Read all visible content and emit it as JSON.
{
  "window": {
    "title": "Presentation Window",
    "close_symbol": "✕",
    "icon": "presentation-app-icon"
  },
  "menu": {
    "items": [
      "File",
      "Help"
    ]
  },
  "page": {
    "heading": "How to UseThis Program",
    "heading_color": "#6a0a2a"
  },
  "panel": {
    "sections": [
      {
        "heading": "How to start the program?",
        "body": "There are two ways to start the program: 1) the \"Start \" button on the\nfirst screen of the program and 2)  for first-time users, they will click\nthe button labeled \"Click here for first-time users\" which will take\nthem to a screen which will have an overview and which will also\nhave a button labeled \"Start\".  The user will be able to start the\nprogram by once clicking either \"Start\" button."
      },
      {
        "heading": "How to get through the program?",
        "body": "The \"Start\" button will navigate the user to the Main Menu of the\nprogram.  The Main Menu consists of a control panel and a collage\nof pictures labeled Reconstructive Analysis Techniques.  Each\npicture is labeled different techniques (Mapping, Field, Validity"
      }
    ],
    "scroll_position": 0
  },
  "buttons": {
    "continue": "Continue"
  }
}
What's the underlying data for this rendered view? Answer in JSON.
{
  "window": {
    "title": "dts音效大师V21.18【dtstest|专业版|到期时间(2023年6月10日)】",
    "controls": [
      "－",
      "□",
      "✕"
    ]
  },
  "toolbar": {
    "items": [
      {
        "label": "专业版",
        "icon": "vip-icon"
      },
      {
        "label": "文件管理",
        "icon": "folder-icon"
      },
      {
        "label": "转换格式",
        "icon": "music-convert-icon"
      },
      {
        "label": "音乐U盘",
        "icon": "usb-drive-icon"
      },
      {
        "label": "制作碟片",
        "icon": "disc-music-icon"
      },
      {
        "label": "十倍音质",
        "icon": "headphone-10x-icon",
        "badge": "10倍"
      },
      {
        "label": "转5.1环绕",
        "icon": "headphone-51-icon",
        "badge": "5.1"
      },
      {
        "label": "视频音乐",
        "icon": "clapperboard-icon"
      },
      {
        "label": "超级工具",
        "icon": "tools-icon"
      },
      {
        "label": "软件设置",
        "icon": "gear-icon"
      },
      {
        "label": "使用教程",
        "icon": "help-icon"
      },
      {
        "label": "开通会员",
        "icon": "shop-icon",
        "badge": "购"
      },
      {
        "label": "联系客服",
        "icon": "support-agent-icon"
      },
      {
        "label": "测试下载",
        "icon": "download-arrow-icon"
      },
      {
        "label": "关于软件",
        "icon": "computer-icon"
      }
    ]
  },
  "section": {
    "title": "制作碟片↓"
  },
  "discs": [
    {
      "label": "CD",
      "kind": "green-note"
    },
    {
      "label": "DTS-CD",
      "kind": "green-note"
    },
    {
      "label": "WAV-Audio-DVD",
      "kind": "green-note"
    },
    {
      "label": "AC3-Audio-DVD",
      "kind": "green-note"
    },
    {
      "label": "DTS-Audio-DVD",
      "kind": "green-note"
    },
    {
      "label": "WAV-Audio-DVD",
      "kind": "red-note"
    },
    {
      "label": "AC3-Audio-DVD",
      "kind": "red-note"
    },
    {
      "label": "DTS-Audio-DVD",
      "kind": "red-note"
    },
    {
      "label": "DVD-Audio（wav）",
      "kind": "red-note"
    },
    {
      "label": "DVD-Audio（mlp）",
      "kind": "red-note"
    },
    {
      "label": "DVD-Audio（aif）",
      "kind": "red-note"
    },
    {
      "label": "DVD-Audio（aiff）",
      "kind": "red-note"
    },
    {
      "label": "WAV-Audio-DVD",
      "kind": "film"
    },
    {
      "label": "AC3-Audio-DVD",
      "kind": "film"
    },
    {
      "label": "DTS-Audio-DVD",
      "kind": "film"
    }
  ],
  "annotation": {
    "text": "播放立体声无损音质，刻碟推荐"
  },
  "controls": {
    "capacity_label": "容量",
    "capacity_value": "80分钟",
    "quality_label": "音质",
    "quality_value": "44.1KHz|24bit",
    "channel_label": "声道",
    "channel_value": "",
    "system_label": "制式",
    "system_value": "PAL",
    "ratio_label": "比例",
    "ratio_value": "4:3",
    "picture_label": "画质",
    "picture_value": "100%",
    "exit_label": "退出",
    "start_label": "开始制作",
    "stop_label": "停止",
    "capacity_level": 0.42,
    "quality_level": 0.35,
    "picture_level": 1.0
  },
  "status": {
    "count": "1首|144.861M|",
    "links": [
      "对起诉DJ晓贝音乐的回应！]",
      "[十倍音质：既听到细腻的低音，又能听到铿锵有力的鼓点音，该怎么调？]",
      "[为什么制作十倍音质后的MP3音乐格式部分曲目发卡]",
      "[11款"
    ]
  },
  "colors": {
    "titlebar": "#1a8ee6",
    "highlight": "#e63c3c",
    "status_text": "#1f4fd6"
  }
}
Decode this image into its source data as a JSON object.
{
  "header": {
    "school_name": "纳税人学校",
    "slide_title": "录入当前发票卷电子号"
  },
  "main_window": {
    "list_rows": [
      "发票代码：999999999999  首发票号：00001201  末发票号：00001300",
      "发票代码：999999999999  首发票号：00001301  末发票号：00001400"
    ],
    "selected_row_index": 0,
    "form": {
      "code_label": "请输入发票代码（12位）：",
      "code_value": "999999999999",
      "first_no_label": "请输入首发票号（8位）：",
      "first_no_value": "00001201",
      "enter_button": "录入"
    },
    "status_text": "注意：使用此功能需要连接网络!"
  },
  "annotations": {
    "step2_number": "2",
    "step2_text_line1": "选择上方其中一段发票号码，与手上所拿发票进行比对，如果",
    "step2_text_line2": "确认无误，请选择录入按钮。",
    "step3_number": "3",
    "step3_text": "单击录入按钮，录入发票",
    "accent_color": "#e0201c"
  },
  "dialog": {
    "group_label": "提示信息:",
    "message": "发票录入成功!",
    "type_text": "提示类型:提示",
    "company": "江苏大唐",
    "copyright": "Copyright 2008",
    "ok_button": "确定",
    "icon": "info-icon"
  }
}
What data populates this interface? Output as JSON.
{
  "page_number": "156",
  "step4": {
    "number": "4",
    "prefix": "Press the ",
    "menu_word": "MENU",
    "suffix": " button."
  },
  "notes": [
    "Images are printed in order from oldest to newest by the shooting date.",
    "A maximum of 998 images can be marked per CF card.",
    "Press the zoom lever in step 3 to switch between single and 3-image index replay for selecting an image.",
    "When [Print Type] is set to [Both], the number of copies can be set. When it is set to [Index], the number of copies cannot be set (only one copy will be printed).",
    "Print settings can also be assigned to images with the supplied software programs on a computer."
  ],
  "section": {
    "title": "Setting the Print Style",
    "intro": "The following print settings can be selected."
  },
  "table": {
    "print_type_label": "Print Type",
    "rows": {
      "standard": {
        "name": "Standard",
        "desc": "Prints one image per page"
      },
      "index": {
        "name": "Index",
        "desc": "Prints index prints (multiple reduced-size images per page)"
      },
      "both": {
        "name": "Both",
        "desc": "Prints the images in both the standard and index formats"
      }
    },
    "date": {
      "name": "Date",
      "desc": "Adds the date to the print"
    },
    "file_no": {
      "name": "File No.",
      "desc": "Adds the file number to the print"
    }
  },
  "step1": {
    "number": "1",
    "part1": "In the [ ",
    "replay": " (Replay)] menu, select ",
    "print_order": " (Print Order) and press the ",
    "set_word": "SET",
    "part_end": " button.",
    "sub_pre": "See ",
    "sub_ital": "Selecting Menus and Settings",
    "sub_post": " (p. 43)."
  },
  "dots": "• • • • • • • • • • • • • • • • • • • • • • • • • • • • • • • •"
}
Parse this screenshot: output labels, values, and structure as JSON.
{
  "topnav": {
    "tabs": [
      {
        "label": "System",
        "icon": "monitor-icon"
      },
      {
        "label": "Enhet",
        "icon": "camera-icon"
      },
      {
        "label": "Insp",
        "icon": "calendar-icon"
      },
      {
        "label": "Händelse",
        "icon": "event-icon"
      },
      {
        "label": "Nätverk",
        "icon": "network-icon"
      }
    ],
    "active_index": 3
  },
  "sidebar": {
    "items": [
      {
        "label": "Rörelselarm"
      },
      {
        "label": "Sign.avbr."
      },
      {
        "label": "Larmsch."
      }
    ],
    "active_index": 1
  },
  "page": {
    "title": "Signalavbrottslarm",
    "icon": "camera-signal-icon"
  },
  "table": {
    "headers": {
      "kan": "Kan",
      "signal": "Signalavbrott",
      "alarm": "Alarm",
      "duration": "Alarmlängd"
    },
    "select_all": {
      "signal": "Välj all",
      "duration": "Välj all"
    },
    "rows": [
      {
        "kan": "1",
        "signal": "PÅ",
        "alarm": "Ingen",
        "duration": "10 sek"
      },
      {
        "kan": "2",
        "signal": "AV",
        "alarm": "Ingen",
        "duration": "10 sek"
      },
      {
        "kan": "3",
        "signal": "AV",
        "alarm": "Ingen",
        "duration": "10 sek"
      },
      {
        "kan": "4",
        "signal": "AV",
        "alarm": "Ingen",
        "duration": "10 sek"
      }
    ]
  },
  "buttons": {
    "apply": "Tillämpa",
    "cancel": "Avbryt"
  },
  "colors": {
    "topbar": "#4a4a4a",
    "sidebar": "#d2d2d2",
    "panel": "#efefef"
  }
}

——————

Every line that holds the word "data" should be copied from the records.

# [RESPONSE TO THE EXERCISE]
What's the underlying data for this rendered view? Answer in JSON.
Decode this image into its source data as a JSON object.
What data populates this interface? Output as JSON.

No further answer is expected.